(Excerpts from an interface dataset)
---*---

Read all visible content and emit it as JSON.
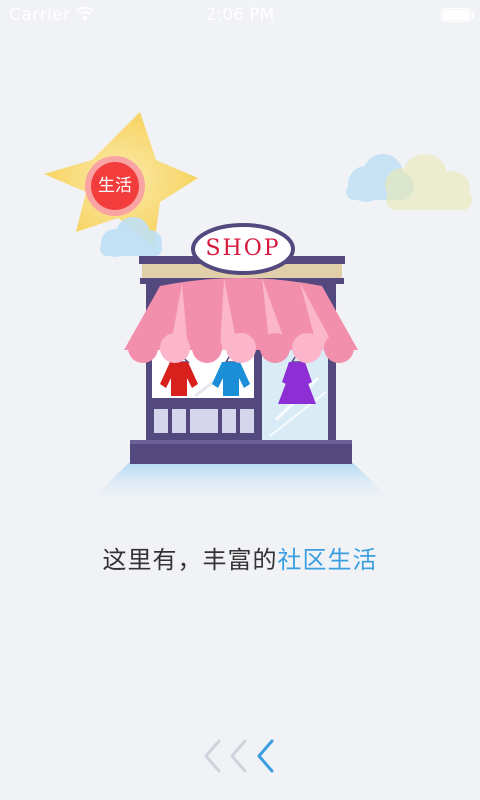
{
  "status_bar": {
    "carrier": "Carrier",
    "time": "2:06 PM",
    "wifi_icon": "wifi-icon",
    "battery_icon": "battery-icon"
  },
  "illustration": {
    "sun_label": "生活",
    "shop_sign": "SHOP"
  },
  "tagline": {
    "prefix": "这里有，丰富的",
    "highlight": "社区生活"
  },
  "page_indicator": {
    "icons": [
      "chevron-left-icon",
      "chevron-left-icon",
      "chevron-left-icon"
    ],
    "active_index": 2
  },
  "colors": {
    "background": "#f1f2f6",
    "highlight": "#3a9fe0",
    "shop_sign": "#d6183c",
    "awning_pink": "#f28fad",
    "shop_body": "#54497e",
    "sun": "#f9dc6a",
    "sun_badge": "#f33d3d"
  }
}
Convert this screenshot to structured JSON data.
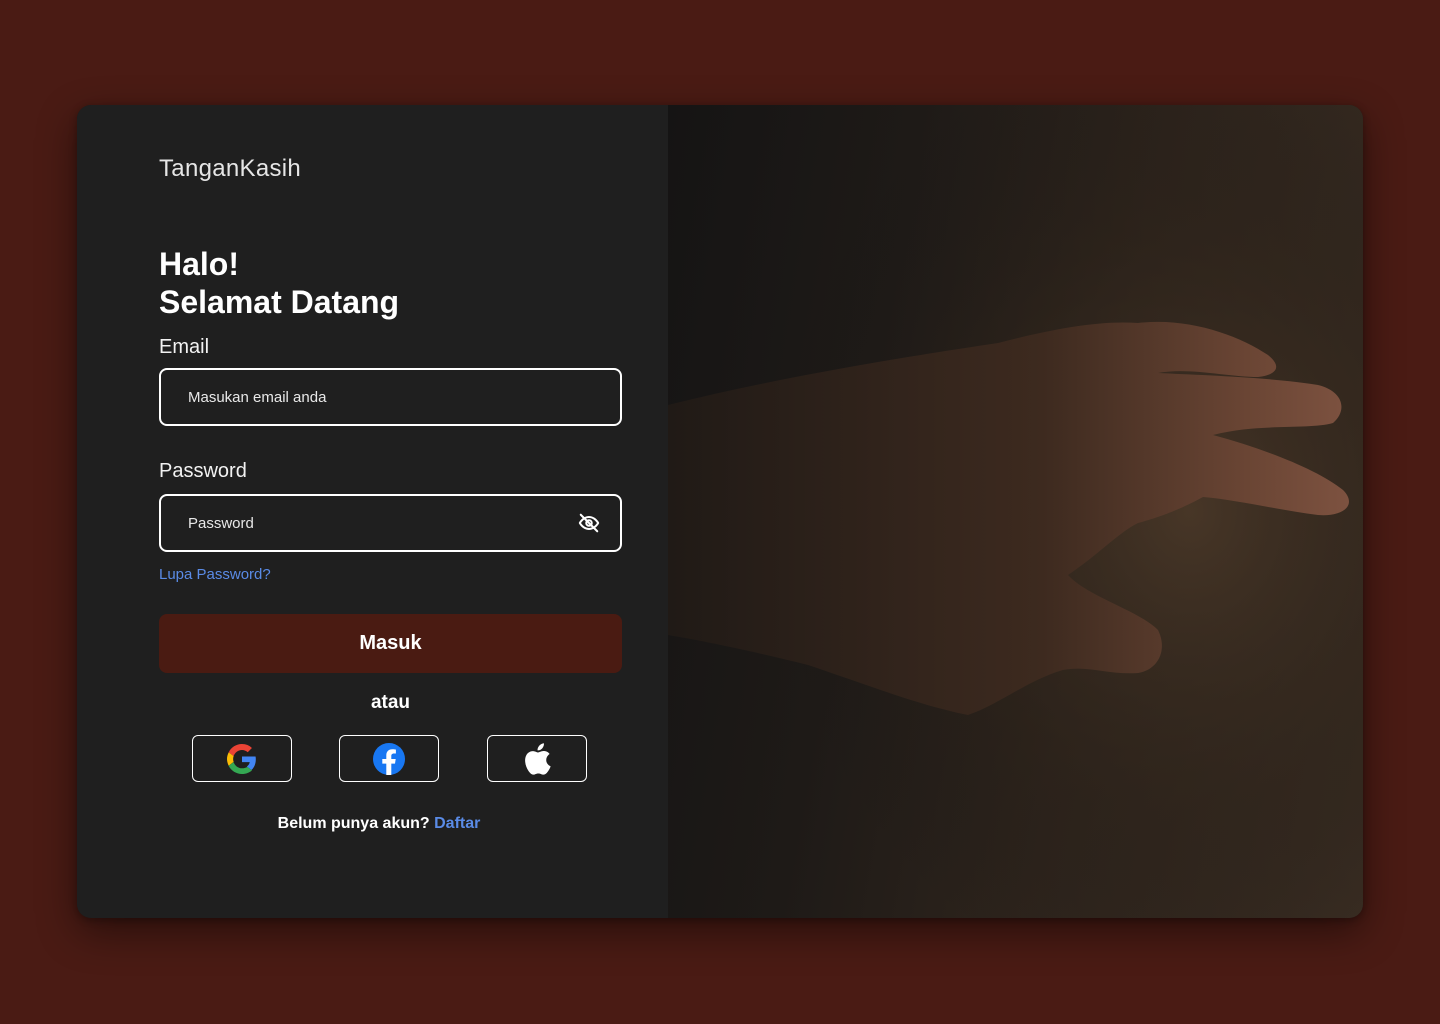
{
  "brand": "TanganKasih",
  "greeting": {
    "line1": "Halo!",
    "line2": "Selamat Datang"
  },
  "email": {
    "label": "Email",
    "placeholder": "Masukan email anda",
    "value": ""
  },
  "password": {
    "label": "Password",
    "placeholder": "Password",
    "value": "",
    "toggle_icon": "eye-off-icon"
  },
  "forgot_password": "Lupa Password?",
  "login_button": "Masuk",
  "divider": "atau",
  "social_logins": [
    {
      "name": "google",
      "icon": "google-icon"
    },
    {
      "name": "facebook",
      "icon": "facebook-icon"
    },
    {
      "name": "apple",
      "icon": "apple-icon"
    }
  ],
  "signup": {
    "prompt": "Belum punya akun?",
    "link": "Daftar"
  },
  "colors": {
    "background": "#4a1b14",
    "card": "#1f1f1f",
    "accent": "#4a1b12",
    "link": "#5a8be6"
  },
  "hero_image": "hand-reaching-photo"
}
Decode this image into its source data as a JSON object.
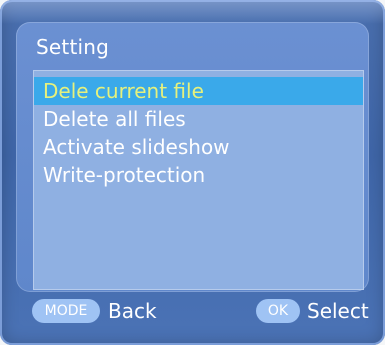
{
  "menu": {
    "title": "Setting",
    "items": [
      {
        "label": "Dele current file",
        "selected": true
      },
      {
        "label": "Delete all files",
        "selected": false
      },
      {
        "label": "Activate slideshow",
        "selected": false
      },
      {
        "label": "Write-protection",
        "selected": false
      }
    ]
  },
  "footer": {
    "mode_key": "MODE",
    "back_label": "Back",
    "ok_key": "OK",
    "select_label": "Select"
  },
  "colors": {
    "background": "#4a6fae",
    "panel": "#6b90d2",
    "list": "#8fb0e2",
    "selection": "#3aa9ea",
    "selected_text": "#e6f17c",
    "pill": "#9fc3f4"
  }
}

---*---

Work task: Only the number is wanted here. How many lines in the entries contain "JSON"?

Written reply: 3